The primary aim of the project is to develop personal prevention and its corresponding measures as a coherent field of law with its own structural characteristics and problems. The enquiry will therefore focus on the subject matter’s doctrinal structure, the generation of knowledge in the application of personal prevention measures, and their constitutional justification. Principally engaging the Department’s ‘Fundamentals’ research axis, these foci will be achieved both by a thorough doctrinal analysis of administrative court practice, and by carefully integrating several interdisciplinary sources. Thus, the project deals, among other things, with the significance of ‘prediction’ as probability judgement, and the significance of ‘free will’ for the predictability of human behaviour.
It is not, however, among the project’s aims to propagate a new type of security measure.
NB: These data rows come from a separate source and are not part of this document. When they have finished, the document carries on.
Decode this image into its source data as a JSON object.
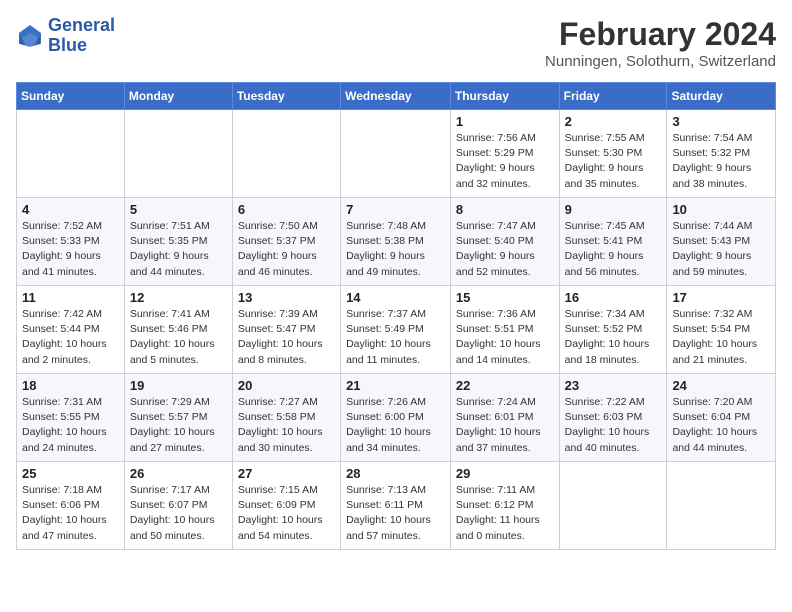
{
  "header": {
    "logo_line1": "General",
    "logo_line2": "Blue",
    "month": "February 2024",
    "location": "Nunningen, Solothurn, Switzerland"
  },
  "weekdays": [
    "Sunday",
    "Monday",
    "Tuesday",
    "Wednesday",
    "Thursday",
    "Friday",
    "Saturday"
  ],
  "weeks": [
    [
      {
        "day": "",
        "info": ""
      },
      {
        "day": "",
        "info": ""
      },
      {
        "day": "",
        "info": ""
      },
      {
        "day": "",
        "info": ""
      },
      {
        "day": "1",
        "info": "Sunrise: 7:56 AM\nSunset: 5:29 PM\nDaylight: 9 hours\nand 32 minutes."
      },
      {
        "day": "2",
        "info": "Sunrise: 7:55 AM\nSunset: 5:30 PM\nDaylight: 9 hours\nand 35 minutes."
      },
      {
        "day": "3",
        "info": "Sunrise: 7:54 AM\nSunset: 5:32 PM\nDaylight: 9 hours\nand 38 minutes."
      }
    ],
    [
      {
        "day": "4",
        "info": "Sunrise: 7:52 AM\nSunset: 5:33 PM\nDaylight: 9 hours\nand 41 minutes."
      },
      {
        "day": "5",
        "info": "Sunrise: 7:51 AM\nSunset: 5:35 PM\nDaylight: 9 hours\nand 44 minutes."
      },
      {
        "day": "6",
        "info": "Sunrise: 7:50 AM\nSunset: 5:37 PM\nDaylight: 9 hours\nand 46 minutes."
      },
      {
        "day": "7",
        "info": "Sunrise: 7:48 AM\nSunset: 5:38 PM\nDaylight: 9 hours\nand 49 minutes."
      },
      {
        "day": "8",
        "info": "Sunrise: 7:47 AM\nSunset: 5:40 PM\nDaylight: 9 hours\nand 52 minutes."
      },
      {
        "day": "9",
        "info": "Sunrise: 7:45 AM\nSunset: 5:41 PM\nDaylight: 9 hours\nand 56 minutes."
      },
      {
        "day": "10",
        "info": "Sunrise: 7:44 AM\nSunset: 5:43 PM\nDaylight: 9 hours\nand 59 minutes."
      }
    ],
    [
      {
        "day": "11",
        "info": "Sunrise: 7:42 AM\nSunset: 5:44 PM\nDaylight: 10 hours\nand 2 minutes."
      },
      {
        "day": "12",
        "info": "Sunrise: 7:41 AM\nSunset: 5:46 PM\nDaylight: 10 hours\nand 5 minutes."
      },
      {
        "day": "13",
        "info": "Sunrise: 7:39 AM\nSunset: 5:47 PM\nDaylight: 10 hours\nand 8 minutes."
      },
      {
        "day": "14",
        "info": "Sunrise: 7:37 AM\nSunset: 5:49 PM\nDaylight: 10 hours\nand 11 minutes."
      },
      {
        "day": "15",
        "info": "Sunrise: 7:36 AM\nSunset: 5:51 PM\nDaylight: 10 hours\nand 14 minutes."
      },
      {
        "day": "16",
        "info": "Sunrise: 7:34 AM\nSunset: 5:52 PM\nDaylight: 10 hours\nand 18 minutes."
      },
      {
        "day": "17",
        "info": "Sunrise: 7:32 AM\nSunset: 5:54 PM\nDaylight: 10 hours\nand 21 minutes."
      }
    ],
    [
      {
        "day": "18",
        "info": "Sunrise: 7:31 AM\nSunset: 5:55 PM\nDaylight: 10 hours\nand 24 minutes."
      },
      {
        "day": "19",
        "info": "Sunrise: 7:29 AM\nSunset: 5:57 PM\nDaylight: 10 hours\nand 27 minutes."
      },
      {
        "day": "20",
        "info": "Sunrise: 7:27 AM\nSunset: 5:58 PM\nDaylight: 10 hours\nand 30 minutes."
      },
      {
        "day": "21",
        "info": "Sunrise: 7:26 AM\nSunset: 6:00 PM\nDaylight: 10 hours\nand 34 minutes."
      },
      {
        "day": "22",
        "info": "Sunrise: 7:24 AM\nSunset: 6:01 PM\nDaylight: 10 hours\nand 37 minutes."
      },
      {
        "day": "23",
        "info": "Sunrise: 7:22 AM\nSunset: 6:03 PM\nDaylight: 10 hours\nand 40 minutes."
      },
      {
        "day": "24",
        "info": "Sunrise: 7:20 AM\nSunset: 6:04 PM\nDaylight: 10 hours\nand 44 minutes."
      }
    ],
    [
      {
        "day": "25",
        "info": "Sunrise: 7:18 AM\nSunset: 6:06 PM\nDaylight: 10 hours\nand 47 minutes."
      },
      {
        "day": "26",
        "info": "Sunrise: 7:17 AM\nSunset: 6:07 PM\nDaylight: 10 hours\nand 50 minutes."
      },
      {
        "day": "27",
        "info": "Sunrise: 7:15 AM\nSunset: 6:09 PM\nDaylight: 10 hours\nand 54 minutes."
      },
      {
        "day": "28",
        "info": "Sunrise: 7:13 AM\nSunset: 6:11 PM\nDaylight: 10 hours\nand 57 minutes."
      },
      {
        "day": "29",
        "info": "Sunrise: 7:11 AM\nSunset: 6:12 PM\nDaylight: 11 hours\nand 0 minutes."
      },
      {
        "day": "",
        "info": ""
      },
      {
        "day": "",
        "info": ""
      }
    ]
  ]
}
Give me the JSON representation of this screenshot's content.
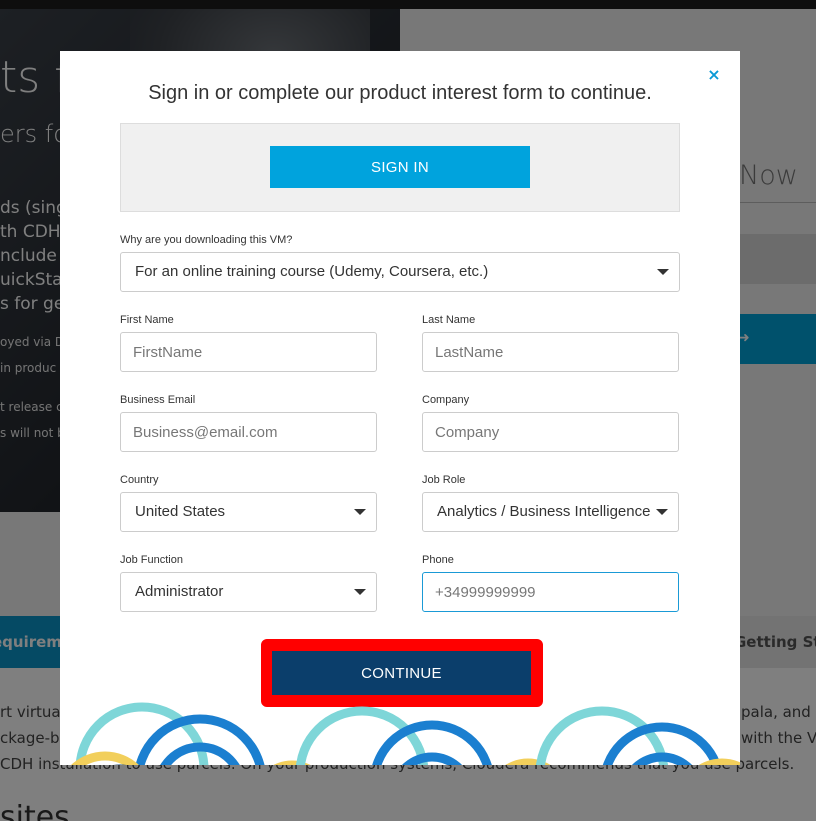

Rather, the aim is to comprehensively examine an already long-standing legal practice. Importantly, the problems associated with this practice are currently not recognised by either the judiciary, or by legal academics. Therefore, this project fills an important scholarly gap by identifying and analysing an already existing practice and reconciling it with constitutional requirements.
At the same time, this project undertakes a partial reassessment of police law. Its current constitution is no longer to be determined predominantly from the perspective of information gathering. Rather, it will be based principally on those measures aiming at the interruption of causal processes leading to the damage. It is these measures which in turn must guide the collection and distribution of information.
Research outcome: habilitation thesis at the University of Freiburg (2013–2020); funded by Deutsche Forschungsgemeinschaft (2015-2017).